Stored records
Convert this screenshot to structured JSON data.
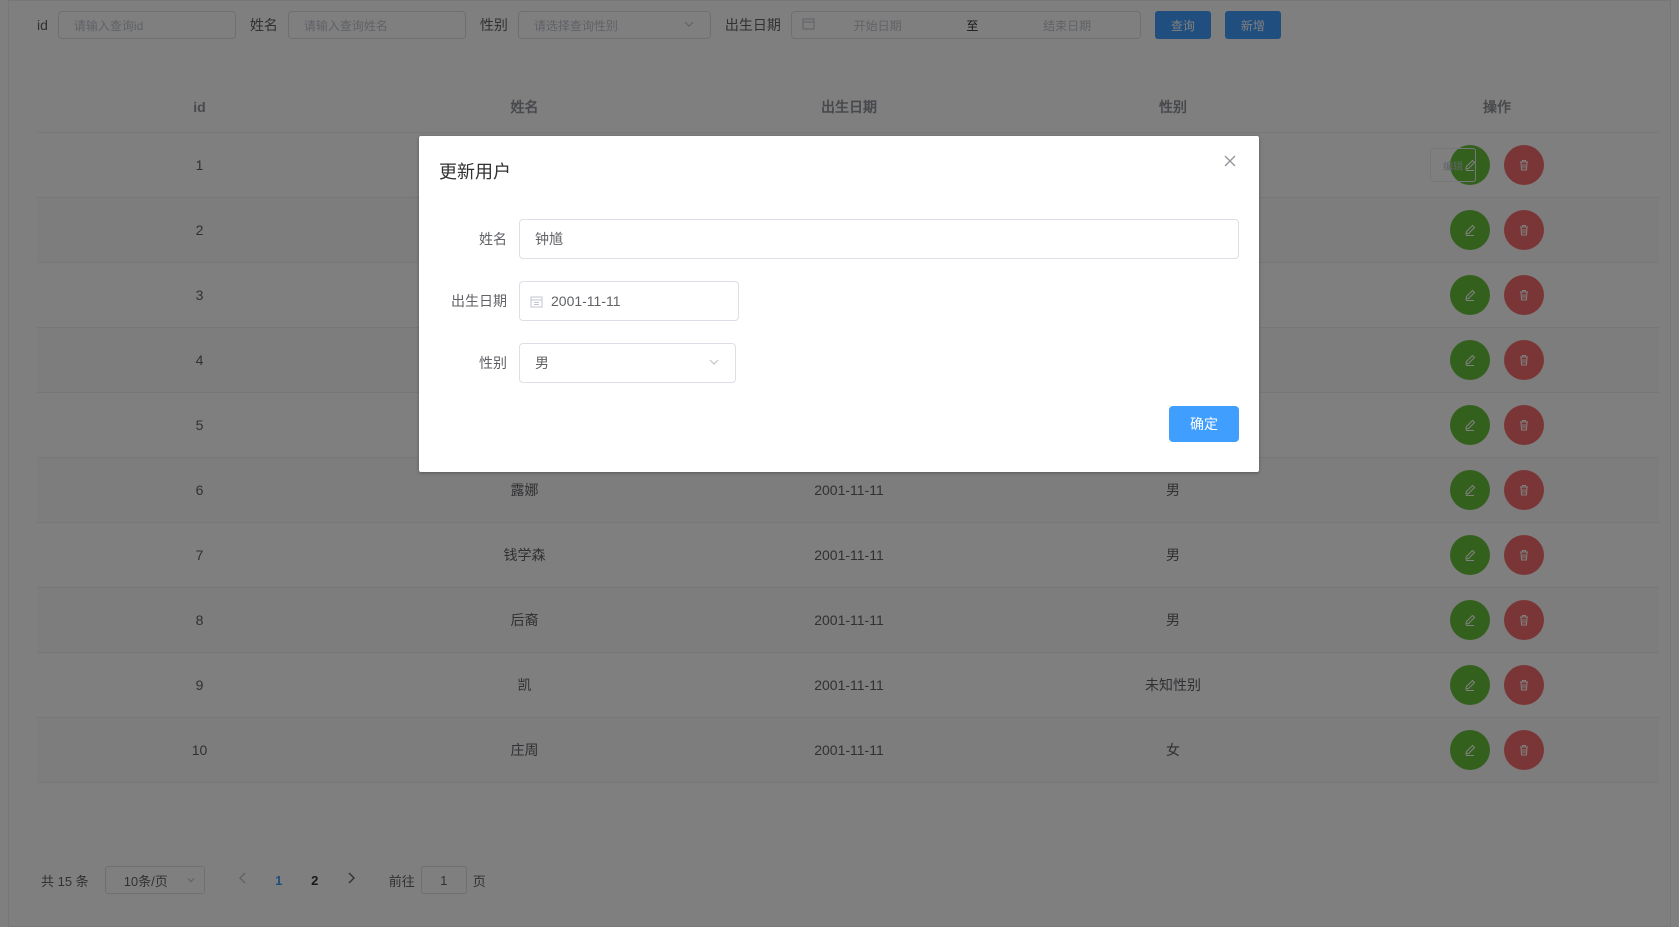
{
  "search": {
    "id_label": "id",
    "id_placeholder": "请输入查询id",
    "name_label": "姓名",
    "name_placeholder": "请输入查询姓名",
    "sex_label": "性别",
    "sex_placeholder": "请选择查询性别",
    "birth_label": "出生日期",
    "start_placeholder": "开始日期",
    "range_separator": "至",
    "end_placeholder": "结束日期",
    "query_button": "查询",
    "add_button": "新增"
  },
  "table": {
    "headers": [
      "id",
      "姓名",
      "出生日期",
      "性别",
      "操作"
    ],
    "rows": [
      {
        "id": "1",
        "name": "",
        "birth": "",
        "sex": ""
      },
      {
        "id": "2",
        "name": "",
        "birth": "",
        "sex": ""
      },
      {
        "id": "3",
        "name": "",
        "birth": "",
        "sex": ""
      },
      {
        "id": "4",
        "name": "",
        "birth": "",
        "sex": ""
      },
      {
        "id": "5",
        "name": "",
        "birth": "",
        "sex": ""
      },
      {
        "id": "6",
        "name": "露娜",
        "birth": "2001-11-11",
        "sex": "男"
      },
      {
        "id": "7",
        "name": "钱学森",
        "birth": "2001-11-11",
        "sex": "男"
      },
      {
        "id": "8",
        "name": "后裔",
        "birth": "2001-11-11",
        "sex": "男"
      },
      {
        "id": "9",
        "name": "凯",
        "birth": "2001-11-11",
        "sex": "未知性别"
      },
      {
        "id": "10",
        "name": "庄周",
        "birth": "2001-11-11",
        "sex": "女"
      }
    ],
    "row1_tooltip": "编辑"
  },
  "pagination": {
    "total": "共 15 条",
    "page_size": "10条/页",
    "pages": [
      "1",
      "2"
    ],
    "current_page": "1",
    "goto_prefix": "前往",
    "goto_value": "1",
    "goto_suffix": "页"
  },
  "dialog": {
    "title": "更新用户",
    "name_label": "姓名",
    "name_value": "钟馗",
    "birth_label": "出生日期",
    "birth_value": "2001-11-11",
    "sex_label": "性别",
    "sex_value": "男",
    "confirm_button": "确定"
  },
  "colors": {
    "primary": "#409eff",
    "success": "#67c23a",
    "danger": "#f56c6c"
  }
}
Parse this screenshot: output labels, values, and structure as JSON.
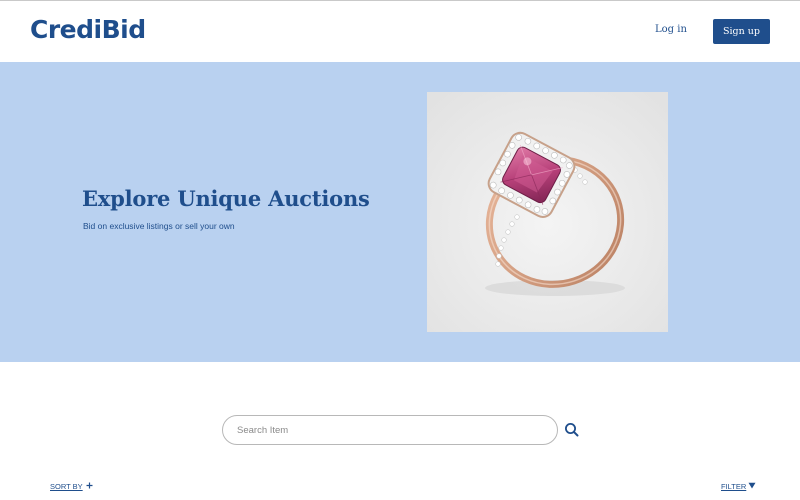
{
  "header": {
    "logo": "CrediBid",
    "login_label": "Log in",
    "signup_label": "Sign up"
  },
  "hero": {
    "title": "Explore Unique Auctions",
    "subtitle": "Bid on exclusive listings or sell your own",
    "image_icon": "ring-image"
  },
  "search": {
    "placeholder": "Search Item",
    "value": "",
    "icon": "search-icon"
  },
  "controls": {
    "sort_label": "SORT BY",
    "sort_icon": "plus-icon",
    "filter_label": "FILTER",
    "filter_icon": "triangle-down-icon"
  },
  "colors": {
    "brand": "#1f4e8c",
    "hero_bg": "#b9d1f0"
  }
}
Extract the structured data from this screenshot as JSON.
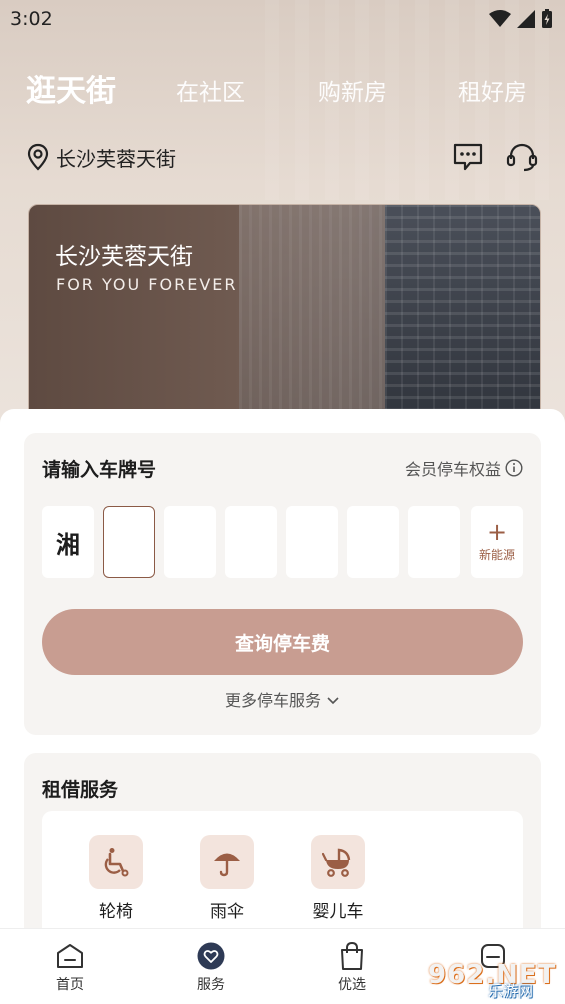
{
  "status_bar": {
    "time": "3:02"
  },
  "top_tabs": [
    {
      "label": "逛天街",
      "active": true
    },
    {
      "label": "在社区",
      "active": false
    },
    {
      "label": "购新房",
      "active": false
    },
    {
      "label": "租好房",
      "active": false
    }
  ],
  "location": {
    "name": "长沙芙蓉天街"
  },
  "banner": {
    "title": "长沙芙蓉天街",
    "subtitle": "FOR YOU FOREVER"
  },
  "parking": {
    "title": "请输入车牌号",
    "benefit_label": "会员停车权益",
    "province": "湘",
    "new_energy_plus": "+",
    "new_energy_label": "新能源",
    "query_button": "查询停车费",
    "more_services": "更多停车服务"
  },
  "rental": {
    "title": "租借服务",
    "items": [
      {
        "label": "轮椅",
        "icon": "wheelchair-icon"
      },
      {
        "label": "雨伞",
        "icon": "umbrella-icon"
      },
      {
        "label": "婴儿车",
        "icon": "stroller-icon"
      }
    ]
  },
  "bottom_nav": [
    {
      "label": "首页",
      "icon": "home-icon"
    },
    {
      "label": "服务",
      "icon": "service-heart-icon"
    },
    {
      "label": "优选",
      "icon": "shopping-bag-icon"
    },
    {
      "label": "",
      "icon": "profile-icon"
    }
  ],
  "watermark": {
    "text": "962.NET",
    "sub": "乐游网"
  },
  "colors": {
    "accent": "#c89d91",
    "accent_dark": "#9b5e45",
    "rental_icon_bg": "#f3e4dd",
    "nav_active": "#2e3a55"
  }
}
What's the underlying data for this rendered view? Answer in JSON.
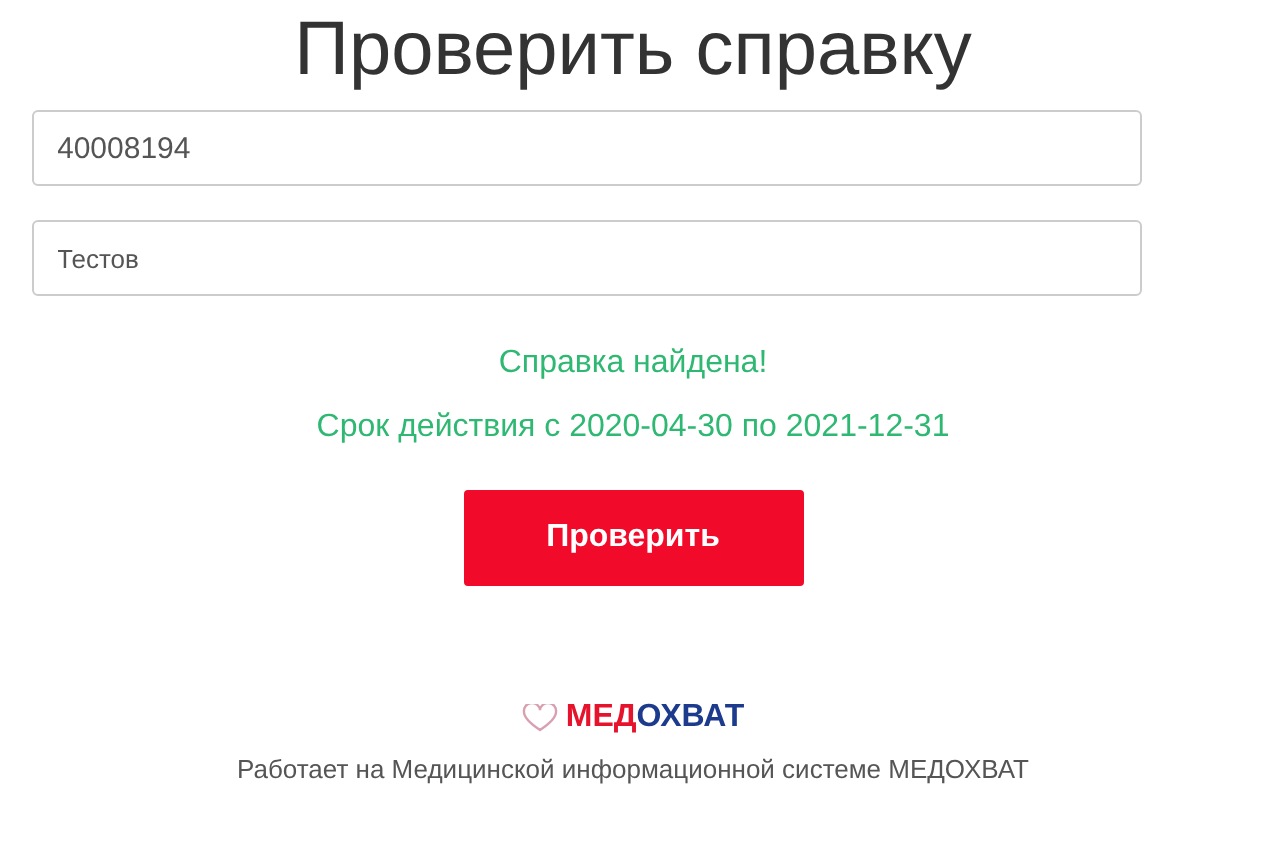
{
  "title": "Проверить справку",
  "fields": [
    {
      "value": "40008194"
    },
    {
      "value": "Тестов"
    }
  ],
  "result": {
    "status": "Справка найдена!",
    "validity": "Срок действия с 2020-04-30 по 2021-12-31"
  },
  "button": "Проверить",
  "logo": {
    "first": "МЕД",
    "second": "ОХВАТ"
  },
  "footer": "Работает на Медицинской информационной системе МЕДОХВАТ"
}
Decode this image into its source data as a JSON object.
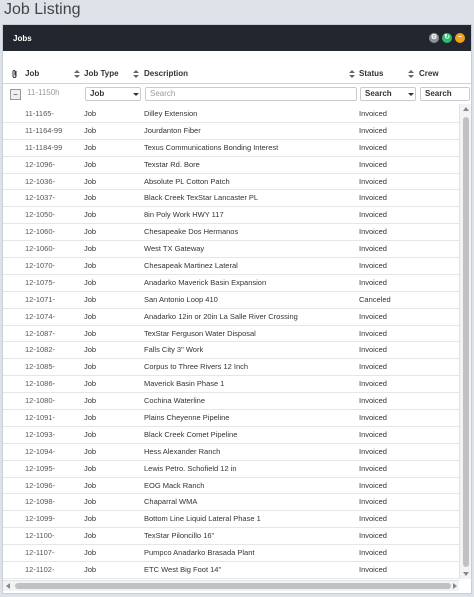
{
  "page": {
    "title": "Job Listing"
  },
  "panel": {
    "title": "Jobs"
  },
  "header_buttons": [
    {
      "icon": "gear-icon",
      "color": "#8a9099",
      "glyph": "⚙"
    },
    {
      "icon": "refresh-icon",
      "color": "#2ebd6b",
      "glyph": "↻"
    },
    {
      "icon": "minus-icon",
      "color": "#f0a21a",
      "glyph": "−"
    }
  ],
  "columns": {
    "job": "Job",
    "job_type": "Job Type",
    "description": "Description",
    "status": "Status",
    "crew": "Crew"
  },
  "filters": {
    "job_value": "11-1150h",
    "job_type_value": "Job",
    "description_placeholder": "Search",
    "status_value": "Search",
    "crew_value": "Search"
  },
  "rows": [
    {
      "job": "11-1165-",
      "type": "Job",
      "description": "Dilley Extension",
      "status": "Invoiced"
    },
    {
      "job": "11-1164-99",
      "type": "Job",
      "description": "Jourdanton Fiber",
      "status": "Invoiced"
    },
    {
      "job": "11-1184-99",
      "type": "Job",
      "description": "Texus Communications Bonding Interest",
      "status": "Invoiced"
    },
    {
      "job": "12-1096-",
      "type": "Job",
      "description": "Texstar Rd. Bore",
      "status": "Invoiced"
    },
    {
      "job": "12-1036-",
      "type": "Job",
      "description": "Absolute PL Cotton Patch",
      "status": "Invoiced"
    },
    {
      "job": "12-1037-",
      "type": "Job",
      "description": "Black Creek TexStar Lancaster PL",
      "status": "Invoiced"
    },
    {
      "job": "12-1050-",
      "type": "Job",
      "description": "8in Poly Work HWY 117",
      "status": "Invoiced"
    },
    {
      "job": "12-1060-",
      "type": "Job",
      "description": "Chesapeake Dos Hermanos",
      "status": "Invoiced"
    },
    {
      "job": "12-1060-",
      "type": "Job",
      "description": "West TX Gateway",
      "status": "Invoiced"
    },
    {
      "job": "12-1070-",
      "type": "Job",
      "description": "Chesapeak Martinez Lateral",
      "status": "Invoiced"
    },
    {
      "job": "12-1075-",
      "type": "Job",
      "description": "Anadarko Maverick Basin Expansion",
      "status": "Invoiced"
    },
    {
      "job": "12-1071-",
      "type": "Job",
      "description": "San Antonio Loop 410",
      "status": "Canceled"
    },
    {
      "job": "12-1074-",
      "type": "Job",
      "description": "Anadarko 12in or 20in La Salle River Crossing",
      "status": "Invoiced"
    },
    {
      "job": "12-1087-",
      "type": "Job",
      "description": "TexStar Ferguson Water Disposal",
      "status": "Invoiced"
    },
    {
      "job": "12-1082-",
      "type": "Job",
      "description": "Falls City 3\" Work",
      "status": "Invoiced"
    },
    {
      "job": "12-1085-",
      "type": "Job",
      "description": "Corpus to Three Rivers 12 Inch",
      "status": "Invoiced"
    },
    {
      "job": "12-1086-",
      "type": "Job",
      "description": "Maverick Basin Phase 1",
      "status": "Invoiced"
    },
    {
      "job": "12-1080-",
      "type": "Job",
      "description": "Cochina Waterline",
      "status": "Invoiced"
    },
    {
      "job": "12-1091-",
      "type": "Job",
      "description": "Plains Cheyenne Pipeline",
      "status": "Invoiced"
    },
    {
      "job": "12-1093-",
      "type": "Job",
      "description": "Black Creek Comet Pipeline",
      "status": "Invoiced"
    },
    {
      "job": "12-1094-",
      "type": "Job",
      "description": "Hess Alexander Ranch",
      "status": "Invoiced"
    },
    {
      "job": "12-1095-",
      "type": "Job",
      "description": "Lewis Petro. Schofield 12 in",
      "status": "Invoiced"
    },
    {
      "job": "12-1096-",
      "type": "Job",
      "description": "EOG Mack Ranch",
      "status": "Invoiced"
    },
    {
      "job": "12-1098-",
      "type": "Job",
      "description": "Chaparral WMA",
      "status": "Invoiced"
    },
    {
      "job": "12-1099-",
      "type": "Job",
      "description": "Bottom Line Liquid Lateral Phase 1",
      "status": "Invoiced"
    },
    {
      "job": "12-1100-",
      "type": "Job",
      "description": "TexStar Piloncillo 16\"",
      "status": "Invoiced"
    },
    {
      "job": "12-1107-",
      "type": "Job",
      "description": "Pumpco Anadarko Brasada Plant",
      "status": "Invoiced"
    },
    {
      "job": "12-1102-",
      "type": "Job",
      "description": "ETC West Big Foot 14\"",
      "status": "Invoiced"
    }
  ]
}
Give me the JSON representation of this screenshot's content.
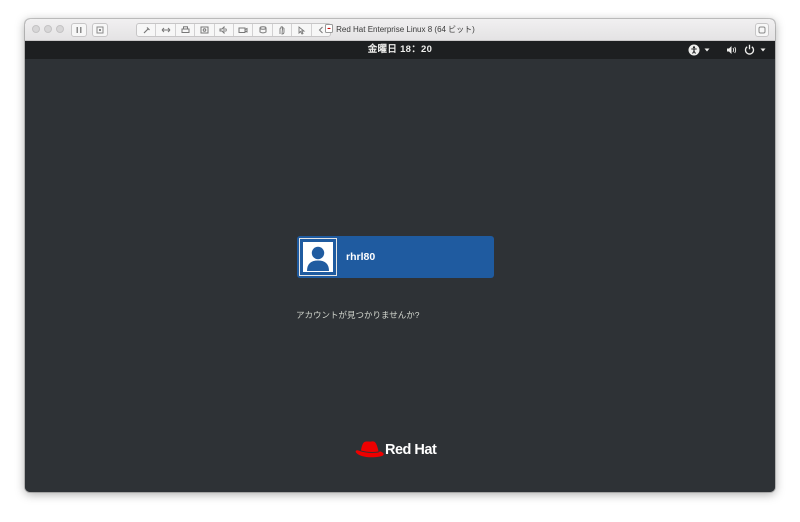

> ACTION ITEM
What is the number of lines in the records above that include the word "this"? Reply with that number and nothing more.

> OUTPUT
6